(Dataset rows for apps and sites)
-=-=-
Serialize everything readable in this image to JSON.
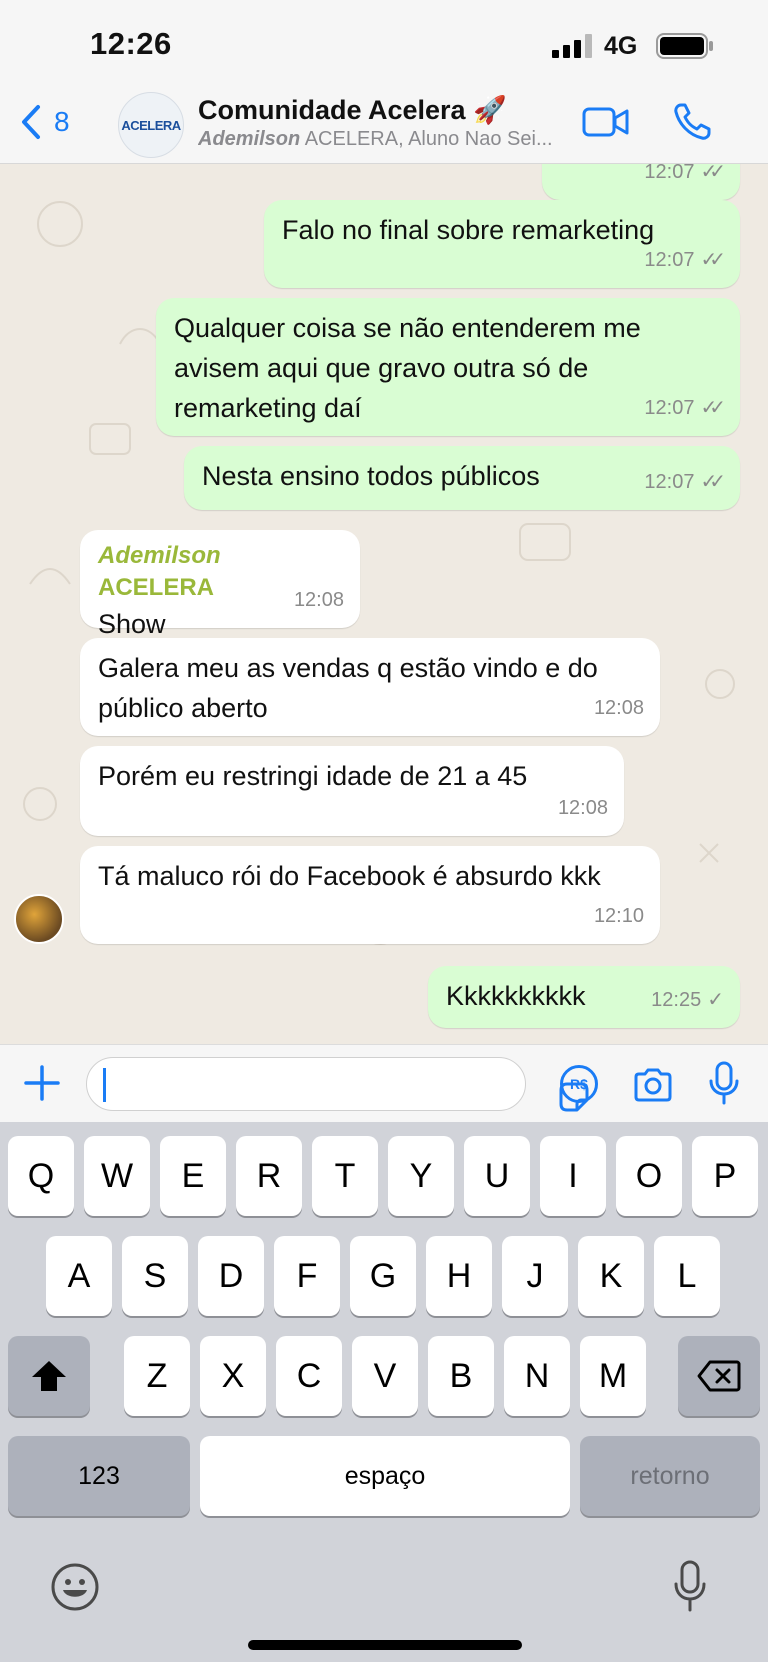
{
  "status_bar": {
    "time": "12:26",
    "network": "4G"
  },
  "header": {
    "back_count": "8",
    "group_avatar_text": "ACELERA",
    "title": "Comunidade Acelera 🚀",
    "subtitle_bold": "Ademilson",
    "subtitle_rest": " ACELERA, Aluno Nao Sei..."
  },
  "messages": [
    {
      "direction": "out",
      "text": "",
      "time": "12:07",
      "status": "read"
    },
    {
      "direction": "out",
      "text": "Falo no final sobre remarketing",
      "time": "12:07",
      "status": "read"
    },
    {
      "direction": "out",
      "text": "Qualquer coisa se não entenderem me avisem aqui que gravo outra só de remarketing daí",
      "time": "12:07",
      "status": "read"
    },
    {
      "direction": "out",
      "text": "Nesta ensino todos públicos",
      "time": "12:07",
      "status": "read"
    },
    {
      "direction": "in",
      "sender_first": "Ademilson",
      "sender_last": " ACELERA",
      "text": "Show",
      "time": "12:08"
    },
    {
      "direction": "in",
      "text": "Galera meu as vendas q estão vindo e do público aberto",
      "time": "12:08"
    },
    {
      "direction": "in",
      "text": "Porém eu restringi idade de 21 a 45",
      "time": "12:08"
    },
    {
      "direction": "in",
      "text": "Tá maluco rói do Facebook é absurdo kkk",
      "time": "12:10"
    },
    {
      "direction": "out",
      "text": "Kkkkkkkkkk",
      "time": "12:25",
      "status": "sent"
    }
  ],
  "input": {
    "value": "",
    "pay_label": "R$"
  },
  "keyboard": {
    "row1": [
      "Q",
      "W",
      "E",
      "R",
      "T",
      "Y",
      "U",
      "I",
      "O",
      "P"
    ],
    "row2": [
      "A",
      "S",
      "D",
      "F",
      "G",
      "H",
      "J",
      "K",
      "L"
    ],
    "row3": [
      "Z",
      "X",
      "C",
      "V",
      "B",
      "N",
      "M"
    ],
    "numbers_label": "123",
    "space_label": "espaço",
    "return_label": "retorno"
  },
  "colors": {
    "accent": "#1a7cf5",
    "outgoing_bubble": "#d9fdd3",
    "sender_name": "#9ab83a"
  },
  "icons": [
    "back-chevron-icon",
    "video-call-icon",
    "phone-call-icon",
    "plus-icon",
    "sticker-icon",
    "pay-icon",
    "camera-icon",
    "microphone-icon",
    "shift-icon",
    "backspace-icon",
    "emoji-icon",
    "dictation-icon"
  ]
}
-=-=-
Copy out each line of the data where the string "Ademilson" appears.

    "subtitle_bold": "Ademilson",
      "sender_first": "Ademilson",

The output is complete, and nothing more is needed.